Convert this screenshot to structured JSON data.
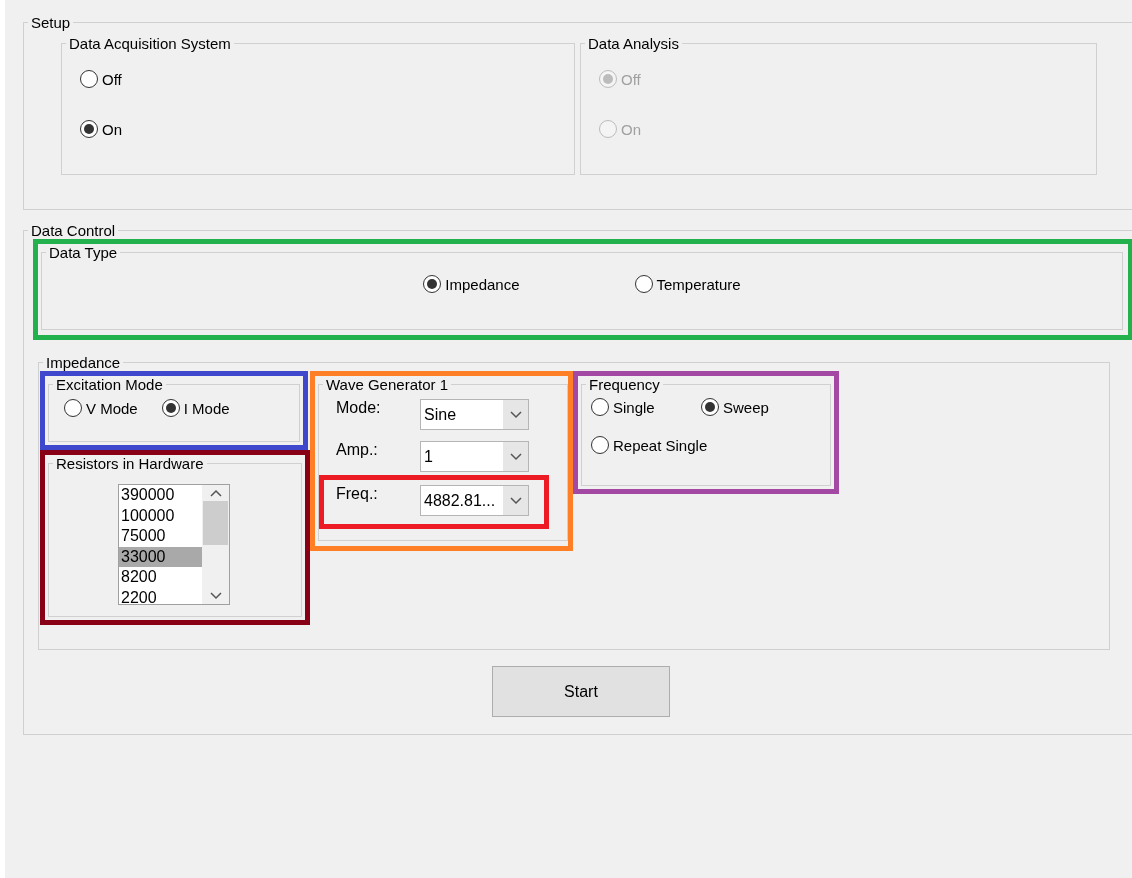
{
  "setup": {
    "title": "Setup",
    "groups": [
      {
        "title": "Data Acquisition System",
        "disabled": false,
        "options": [
          {
            "label": "Off",
            "selected": false
          },
          {
            "label": "On",
            "selected": true
          }
        ]
      },
      {
        "title": "Data Analysis",
        "disabled": true,
        "options": [
          {
            "label": "Off",
            "selected": true
          },
          {
            "label": "On",
            "selected": false
          }
        ]
      }
    ]
  },
  "data_control": {
    "title": "Data Control",
    "data_type": {
      "title": "Data Type",
      "color": "#22b14c",
      "options": [
        {
          "label": "Impedance",
          "selected": true
        },
        {
          "label": "Temperature",
          "selected": false
        }
      ]
    },
    "impedance": {
      "title": "Impedance",
      "excitation_mode": {
        "title": "Excitation Mode",
        "color": "#3f48cc",
        "options": [
          {
            "label": "V Mode",
            "selected": false
          },
          {
            "label": "I Mode",
            "selected": true
          }
        ]
      },
      "resistors": {
        "title": "Resistors in Hardware",
        "color": "#880015",
        "items": [
          {
            "label": "390000",
            "selected": false
          },
          {
            "label": "100000",
            "selected": false
          },
          {
            "label": "75000",
            "selected": false
          },
          {
            "label": "33000",
            "selected": true
          },
          {
            "label": "8200",
            "selected": false
          },
          {
            "label": "2200",
            "selected": false
          }
        ]
      },
      "wave_generator": {
        "title": "Wave Generator 1",
        "color": "#ff7f27",
        "fields": [
          {
            "label": "Mode:",
            "value": "Sine"
          },
          {
            "label": "Amp.:",
            "value": "1"
          },
          {
            "label": "Freq.:",
            "value": "4882.81...",
            "color": "#ed1c24"
          }
        ]
      },
      "frequency": {
        "title": "Frequency",
        "color": "#a349a4",
        "options": [
          {
            "label": "Single",
            "selected": false
          },
          {
            "label": "Sweep",
            "selected": true
          },
          {
            "label": "Repeat Single",
            "selected": false
          }
        ]
      }
    },
    "start_button": "Start"
  }
}
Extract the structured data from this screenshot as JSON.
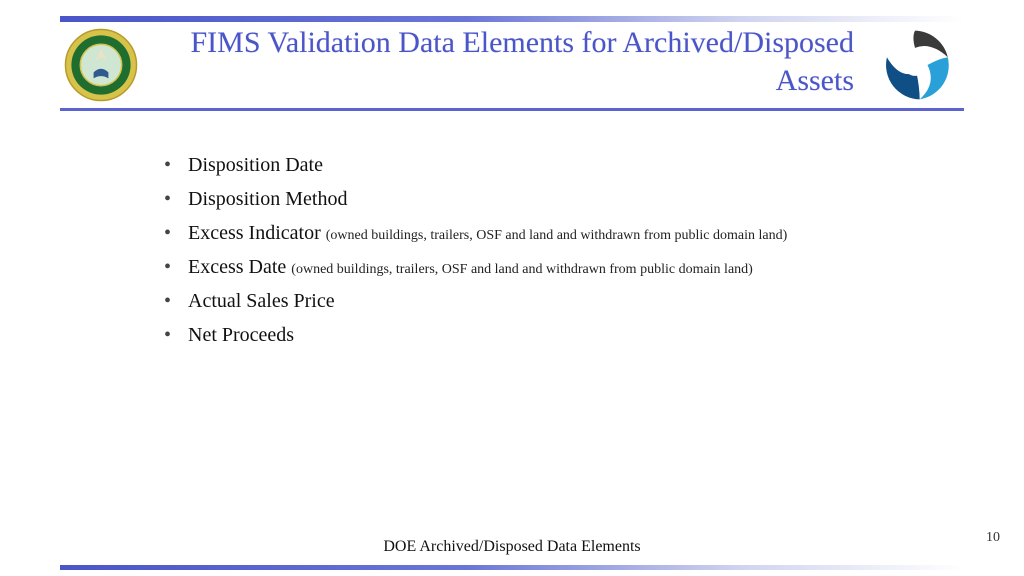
{
  "header": {
    "title": "FIMS Validation Data Elements for Archived/Disposed Assets"
  },
  "bullets": [
    {
      "label": "Disposition Date",
      "sub": ""
    },
    {
      "label": "Disposition Method",
      "sub": ""
    },
    {
      "label": "Excess Indicator",
      "sub": "(owned buildings, trailers, OSF and land and withdrawn from public domain land)"
    },
    {
      "label": "Excess Date",
      "sub": "(owned buildings, trailers, OSF and land and withdrawn from public domain land)"
    },
    {
      "label": "Actual Sales Price",
      "sub": ""
    },
    {
      "label": "Net Proceeds",
      "sub": ""
    }
  ],
  "footer": {
    "text": "DOE Archived/Disposed Data Elements",
    "page": "10"
  },
  "colors": {
    "accent": "#4a55c8"
  }
}
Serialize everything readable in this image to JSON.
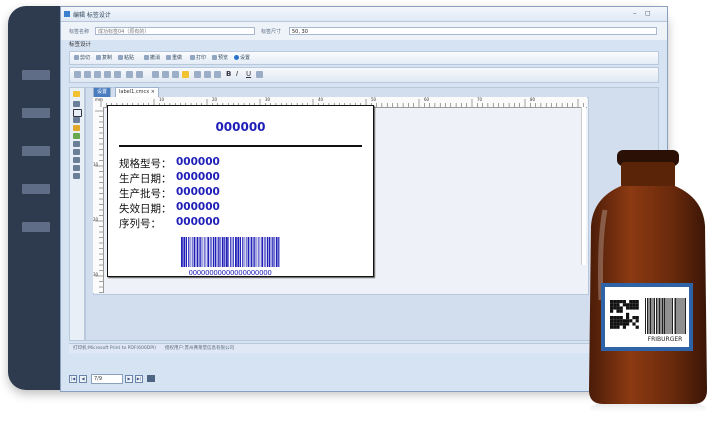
{
  "window": {
    "title": "编辑 标签设计"
  },
  "fields": {
    "name_label": "标签名称",
    "name_value": "成功标签04（原有的）",
    "size_label": "标签尺寸",
    "size_value": "50, 30"
  },
  "section_label": "标签设计",
  "toolbar": {
    "items": [
      "剪切",
      "复制",
      "粘贴",
      "撤消",
      "重做",
      "打印",
      "预览",
      "设置"
    ]
  },
  "tabs": [
    {
      "label": "设置"
    },
    {
      "label": "label1.cmcx ×"
    }
  ],
  "ruler": {
    "h_ticks": [
      "mm",
      "10",
      "20",
      "30",
      "40",
      "50",
      "60",
      "70",
      "80"
    ],
    "v_ticks": [
      "10",
      "20",
      "30"
    ]
  },
  "label": {
    "code": "000000",
    "rows": [
      {
        "key": "规格型号：",
        "value": "000000"
      },
      {
        "key": "生产日期：",
        "value": "000000"
      },
      {
        "key": "生产批号：",
        "value": "000000"
      },
      {
        "key": "失效日期：",
        "value": "000000"
      },
      {
        "key": "序列号：",
        "value": "000000"
      }
    ],
    "barcode_text": "00000000000000000000"
  },
  "status": {
    "printer": "打印机:Microsoft Print to PDF(600DPI)",
    "company": "授权用户:苏州弗莱堡信息有限公司"
  },
  "pager": {
    "page": "7/9"
  },
  "bottle_label": {
    "brand": "FRIBURGER"
  },
  "colors": {
    "frame": "#2e3a4d",
    "accent_blue": "#2020b8",
    "bottle": "#7a3210"
  }
}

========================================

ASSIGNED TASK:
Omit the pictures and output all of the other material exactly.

RESULT FOR THIS EXERCISE:
Convert this screenshot to structured JSON data.
{
  "setup": {
    "title": "Setup",
    "groups": [
      {
        "title": "Data Acquisition System",
        "disabled": false,
        "options": [
          {
            "label": "Off",
            "selected": false
          },
          {
            "label": "On",
            "selected": true
          }
        ]
      },
      {
        "title": "Data Analysis",
        "disabled": true,
        "options": [
          {
            "label": "Off",
            "selected": true
          },
          {
            "label": "On",
            "selected": false
          }
        ]
      }
    ]
  },
  "data_control": {
    "title": "Data Control",
    "data_type": {
      "title": "Data Type",
      "color": "#22b14c",
      "options": [
        {
          "label": "Impedance",
          "selected": true
        },
        {
          "label": "Temperature",
          "selected": false
        }
      ]
    },
    "impedance": {
      "title": "Impedance",
      "excitation_mode": {
        "title": "Excitation Mode",
        "color": "#3f48cc",
        "options": [
          {
            "label": "V Mode",
            "selected": false
          },
          {
            "label": "I Mode",
            "selected": true
          }
        ]
      },
      "resistors": {
        "title": "Resistors in Hardware",
        "color": "#880015",
        "items": [
          {
            "label": "390000",
            "selected": false
          },
          {
            "label": "100000",
            "selected": false
          },
          {
            "label": "75000",
            "selected": false
          },
          {
            "label": "33000",
            "selected": true
          },
          {
            "label": "8200",
            "selected": false
          },
          {
            "label": "2200",
            "selected": false
          }
        ]
      },
      "wave_generator": {
        "title": "Wave Generator 1",
        "color": "#ff7f27",
        "fields": [
          {
            "label": "Mode:",
            "value": "Sine"
          },
          {
            "label": "Amp.:",
            "value": "1"
          },
          {
            "label": "Freq.:",
            "value": "4882.81...",
            "color": "#ed1c24"
          }
        ]
      },
      "frequency": {
        "title": "Frequency",
        "color": "#a349a4",
        "options": [
          {
            "label": "Single",
            "selected": false
          },
          {
            "label": "Sweep",
            "selected": true
          },
          {
            "label": "Repeat Single",
            "selected": false
          }
        ]
      }
    },
    "start_button": "Start"
  }
}
Extract the structured data from this screenshot as JSON.
{
  "header": {
    "title": "FIMS Validation Data Elements for Archived/Disposed Assets"
  },
  "bullets": [
    {
      "label": "Disposition Date",
      "sub": ""
    },
    {
      "label": "Disposition Method",
      "sub": ""
    },
    {
      "label": "Excess Indicator",
      "sub": "(owned buildings, trailers, OSF and land and withdrawn from public domain land)"
    },
    {
      "label": "Excess Date",
      "sub": "(owned buildings, trailers, OSF and land and withdrawn from public domain land)"
    },
    {
      "label": "Actual Sales Price",
      "sub": ""
    },
    {
      "label": "Net Proceeds",
      "sub": ""
    }
  ],
  "footer": {
    "text": "DOE Archived/Disposed Data Elements",
    "page": "10"
  },
  "colors": {
    "accent": "#4a55c8"
  }
}
Serialize everything readable in this image to JSON.
{
  "window": {
    "title": "编辑 标签设计"
  },
  "fields": {
    "name_label": "标签名称",
    "name_value": "成功标签04（原有的）",
    "size_label": "标签尺寸",
    "size_value": "50, 30"
  },
  "section_label": "标签设计",
  "toolbar": {
    "items": [
      "剪切",
      "复制",
      "粘贴",
      "撤消",
      "重做",
      "打印",
      "预览",
      "设置"
    ]
  },
  "tabs": [
    {
      "label": "设置"
    },
    {
      "label": "label1.cmcx ×"
    }
  ],
  "ruler": {
    "h_ticks": [
      "mm",
      "10",
      "20",
      "30",
      "40",
      "50",
      "60",
      "70",
      "80"
    ],
    "v_ticks": [
      "10",
      "20",
      "30"
    ]
  },
  "label": {
    "code": "000000",
    "rows": [
      {
        "key": "规格型号：",
        "value": "000000"
      },
      {
        "key": "生产日期：",
        "value": "000000"
      },
      {
        "key": "生产批号：",
        "value": "000000"
      },
      {
        "key": "失效日期：",
        "value": "000000"
      },
      {
        "key": "序列号：",
        "value": "000000"
      }
    ],
    "barcode_text": "00000000000000000000"
  },
  "status": {
    "printer": "打印机:Microsoft Print to PDF(600DPI)",
    "company": "授权用户:苏州弗莱堡信息有限公司"
  },
  "pager": {
    "page": "7/9"
  },
  "bottle_label": {
    "brand": "FRIBURGER"
  },
  "colors": {
    "frame": "#2e3a4d",
    "accent_blue": "#2020b8",
    "bottle": "#7a3210"
  }
}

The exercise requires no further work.